Among several headliners Ariana Gillis struck a chord. She hails from Vineland, wine country Niagara and describes herself, a “folksinger” and songwriter. Gillis is quite a storyteller on stage, setting up her song, “Nathaniel,” with the challenges of writing love songs. This performer ingratiated herself to the festival audience with ease. A rich, soulful voice kept everyone’s attention.
Gillis is making an album with Buddy Miller in Nashville, an industry force with names like Robert Plant, Emmy Lou Harris and Dolly Parton in his co-productions, and many AMA and Grammy Awards.
Gillis is a Canadian artist to watch.
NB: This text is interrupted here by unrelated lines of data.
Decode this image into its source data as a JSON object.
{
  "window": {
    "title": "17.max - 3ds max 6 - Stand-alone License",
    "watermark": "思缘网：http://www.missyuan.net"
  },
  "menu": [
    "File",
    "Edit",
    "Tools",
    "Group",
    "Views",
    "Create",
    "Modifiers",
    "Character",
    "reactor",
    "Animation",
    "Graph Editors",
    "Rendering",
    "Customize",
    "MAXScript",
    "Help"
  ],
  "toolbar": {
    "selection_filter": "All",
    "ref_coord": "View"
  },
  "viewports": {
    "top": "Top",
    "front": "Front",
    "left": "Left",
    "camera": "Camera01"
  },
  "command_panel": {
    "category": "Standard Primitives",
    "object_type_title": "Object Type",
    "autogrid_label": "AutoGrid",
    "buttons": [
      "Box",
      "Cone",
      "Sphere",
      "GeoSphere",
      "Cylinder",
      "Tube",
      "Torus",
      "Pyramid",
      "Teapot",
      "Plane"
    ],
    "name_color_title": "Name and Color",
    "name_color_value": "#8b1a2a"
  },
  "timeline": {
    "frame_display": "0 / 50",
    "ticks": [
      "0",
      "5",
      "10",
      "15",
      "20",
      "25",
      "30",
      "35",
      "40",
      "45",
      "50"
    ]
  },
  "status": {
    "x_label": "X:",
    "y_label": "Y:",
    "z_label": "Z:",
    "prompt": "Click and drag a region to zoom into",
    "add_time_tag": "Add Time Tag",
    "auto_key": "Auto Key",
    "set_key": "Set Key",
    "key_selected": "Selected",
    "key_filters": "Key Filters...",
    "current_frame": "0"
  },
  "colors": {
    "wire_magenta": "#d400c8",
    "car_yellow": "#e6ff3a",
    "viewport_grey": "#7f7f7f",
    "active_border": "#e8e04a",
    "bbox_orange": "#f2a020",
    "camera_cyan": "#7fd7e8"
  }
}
You can catch her again in Westport this August.
Mama’s Broke, a folk duo performed at the Perth Brewery Patio, Crystal Palace. Their performance was unique juggling fiddle, banjo, guitar and mandolin and genres–blues, Celtic, metal. These two are a way out-of-the-box–without constraint. This is artistry in motion.
After the music finished in the park between 8 and 9 p.m., three “After Hours” stages opened-up at the Perth Tea Room, The Studio Theatre and the Perth Brewery Patio.
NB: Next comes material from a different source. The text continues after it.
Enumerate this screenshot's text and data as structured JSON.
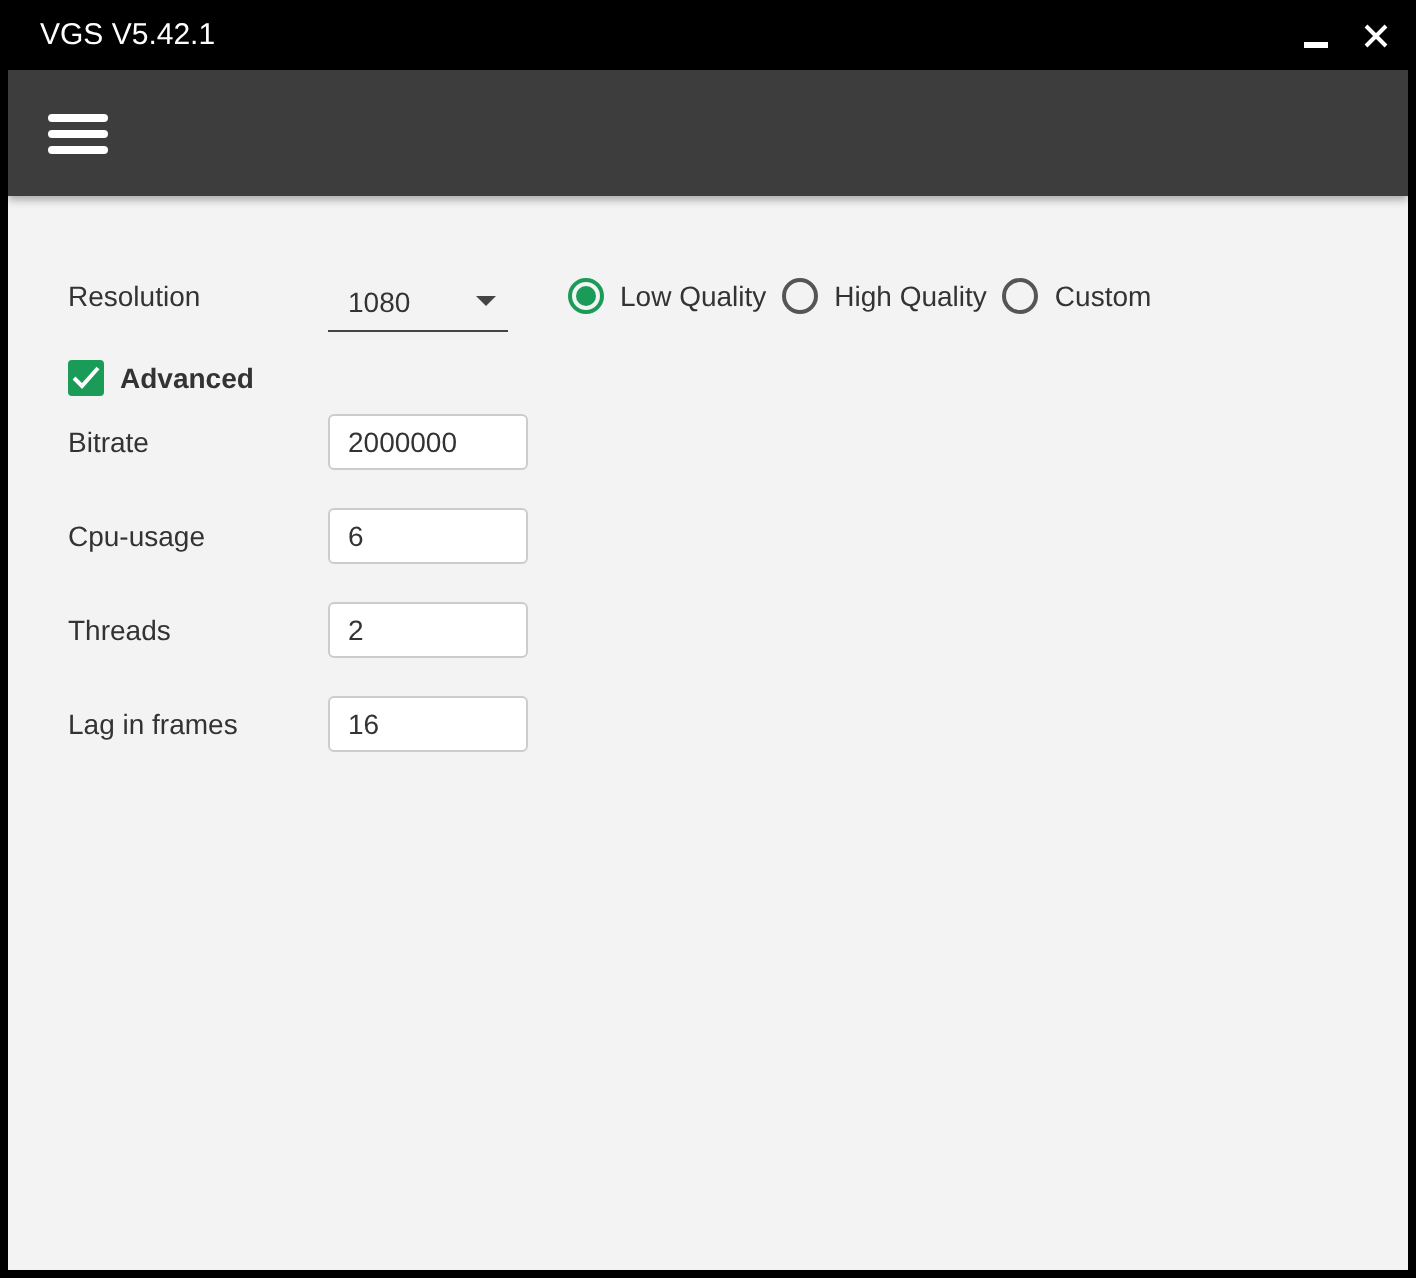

“Three elderly ladies from Kingston staying at the Best Western Parkside Inn loved The Commotions. They danced up a storm till 11:00pm,” Clarke shared as the highlight of her weekend. “This is what the Festival is all about.”
The King of the Swingers filled in the Northwest corner of Town Hall on Gore Street. “Strange dixie” is reportedly their genre. They were outstanding–and literally on the curb. The main intersection ambience was positively “Nawlins.”
HOT AND HYDRATED
It seemed the temperatures flirted with over 40 degrees–humidex. The climate was severe–searingly hot and humid–but there were plenty of spots to cool off and hydrate. It was a preferred alternative to the threatened thunderstorm at peak hours, mid-afternoon Saturday.
St. John’s Ambulance were in stand-by mode to resurrect any visitor succumbing to the heat–including yours truly. An ice pack and few more bottles of water kept me going.
The Festival had many legs, some really long. A group of lanky stilt-walkers, Tallbeat, roamed the festival without stepping on us pygmies. I witnessed one spread his stilts for a young boy to drive through on his bicycle. There was a collective guffaw from those who spotted this well-timed stunt.
I unwittingly passed through their staging area and learned they climb on their stilts from a raised surface–chairs on a table. The first steps are wobbly–I came close to a melee with a 12-foot pirate. Among them, a Brazilian mad scientist and a Kashmir merlin-of-sorts, meandered solo into the crowds.
Pivoting, a beautiful couple “dressed to the nines” added entertainment fodder to the event. The Town Crier, Brent McLaren, and his wife Shelley, were a sight for sore eyes.
McLaren is a card-carrying member of a guild, 67 town criers in Ontario, namely the Ontario Guild of Town Criers.
“Does your wife cry with you?, I asked. “No. I cry alone,” McLaren replied (crier humour.)
The beautiful and brand new Legacy Bridge is a permanent stone structure recently constructed without the use of mortar. It was built to commemorate Perth’s 200th Anniversary. It was the sole access to the festival’s wine bar and its musical performers across Mill Street, and quite a sight with kayakers flowing though.
Kids were covered at the festival for two full days. “MOO MOO” and “Meeow” were many of the howls from both stage and audience as Splash ‘n Boots performed–including not a few adults.
The Stewart Park Festival wrapped up at around 5:00 pm on Sunday. Our story is barely a glimpse of a well-organized event–pure art in motion.
A few more glimpses: